Source data START

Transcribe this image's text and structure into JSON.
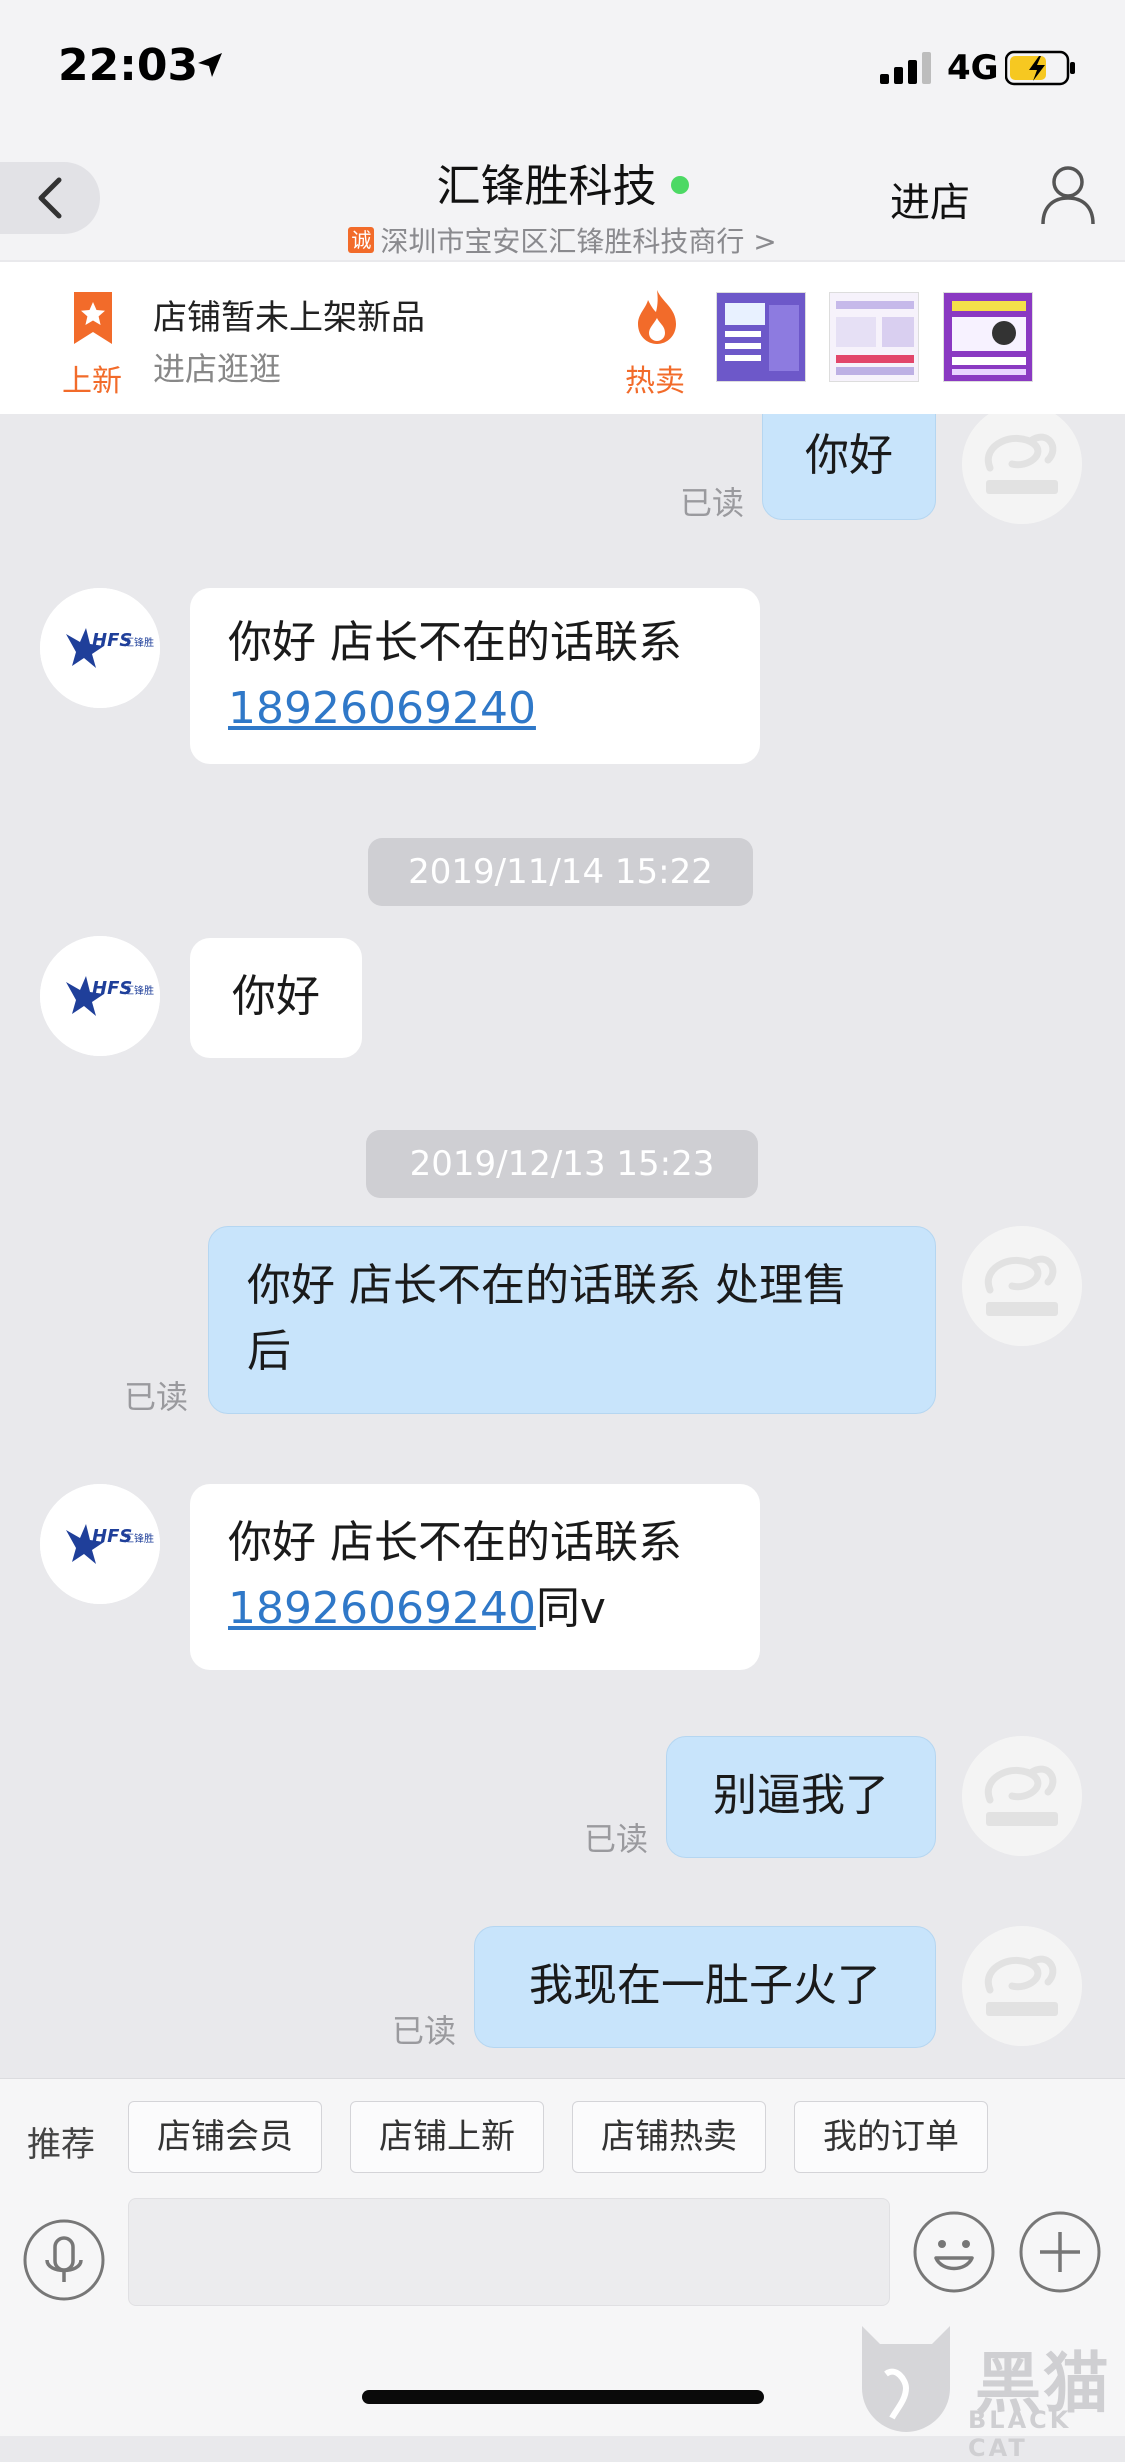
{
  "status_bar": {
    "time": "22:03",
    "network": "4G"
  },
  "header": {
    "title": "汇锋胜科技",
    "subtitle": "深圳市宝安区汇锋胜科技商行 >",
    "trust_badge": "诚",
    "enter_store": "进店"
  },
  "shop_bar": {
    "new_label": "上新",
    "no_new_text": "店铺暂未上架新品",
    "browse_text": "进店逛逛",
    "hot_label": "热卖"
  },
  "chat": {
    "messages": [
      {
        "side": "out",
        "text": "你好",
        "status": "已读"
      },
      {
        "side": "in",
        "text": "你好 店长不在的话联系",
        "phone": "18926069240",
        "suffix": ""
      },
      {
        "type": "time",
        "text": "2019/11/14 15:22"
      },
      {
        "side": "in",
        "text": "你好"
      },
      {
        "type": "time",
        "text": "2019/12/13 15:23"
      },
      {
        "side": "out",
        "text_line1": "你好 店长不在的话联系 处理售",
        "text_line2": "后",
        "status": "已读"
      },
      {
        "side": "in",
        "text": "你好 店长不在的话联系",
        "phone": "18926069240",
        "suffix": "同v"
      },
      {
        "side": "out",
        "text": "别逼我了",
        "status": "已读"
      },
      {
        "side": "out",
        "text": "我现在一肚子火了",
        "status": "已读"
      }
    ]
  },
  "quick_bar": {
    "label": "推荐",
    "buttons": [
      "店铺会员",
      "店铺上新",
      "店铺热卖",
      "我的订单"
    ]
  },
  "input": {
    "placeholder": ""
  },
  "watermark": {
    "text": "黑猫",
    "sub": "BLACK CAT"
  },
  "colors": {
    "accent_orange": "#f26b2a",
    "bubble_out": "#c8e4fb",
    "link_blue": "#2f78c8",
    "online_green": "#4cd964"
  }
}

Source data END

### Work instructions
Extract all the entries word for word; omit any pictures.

### Task result
Transcribe this image's text and structure into JSON.
{
  "status_bar": {
    "time": "22:03",
    "network": "4G"
  },
  "header": {
    "title": "汇锋胜科技",
    "subtitle": "深圳市宝安区汇锋胜科技商行 >",
    "trust_badge": "诚",
    "enter_store": "进店"
  },
  "shop_bar": {
    "new_label": "上新",
    "no_new_text": "店铺暂未上架新品",
    "browse_text": "进店逛逛",
    "hot_label": "热卖"
  },
  "chat": {
    "messages": [
      {
        "side": "out",
        "text": "你好",
        "status": "已读"
      },
      {
        "side": "in",
        "text": "你好 店长不在的话联系",
        "phone": "18926069240",
        "suffix": ""
      },
      {
        "type": "time",
        "text": "2019/11/14 15:22"
      },
      {
        "side": "in",
        "text": "你好"
      },
      {
        "type": "time",
        "text": "2019/12/13 15:23"
      },
      {
        "side": "out",
        "text_line1": "你好 店长不在的话联系 处理售",
        "text_line2": "后",
        "status": "已读"
      },
      {
        "side": "in",
        "text": "你好 店长不在的话联系",
        "phone": "18926069240",
        "suffix": "同v"
      },
      {
        "side": "out",
        "text": "别逼我了",
        "status": "已读"
      },
      {
        "side": "out",
        "text": "我现在一肚子火了",
        "status": "已读"
      }
    ]
  },
  "quick_bar": {
    "label": "推荐",
    "buttons": [
      "店铺会员",
      "店铺上新",
      "店铺热卖",
      "我的订单"
    ]
  },
  "input": {
    "placeholder": ""
  },
  "watermark": {
    "text": "黑猫",
    "sub": "BLACK CAT"
  },
  "colors": {
    "accent_orange": "#f26b2a",
    "bubble_out": "#c8e4fb",
    "link_blue": "#2f78c8",
    "online_green": "#4cd964"
  }
}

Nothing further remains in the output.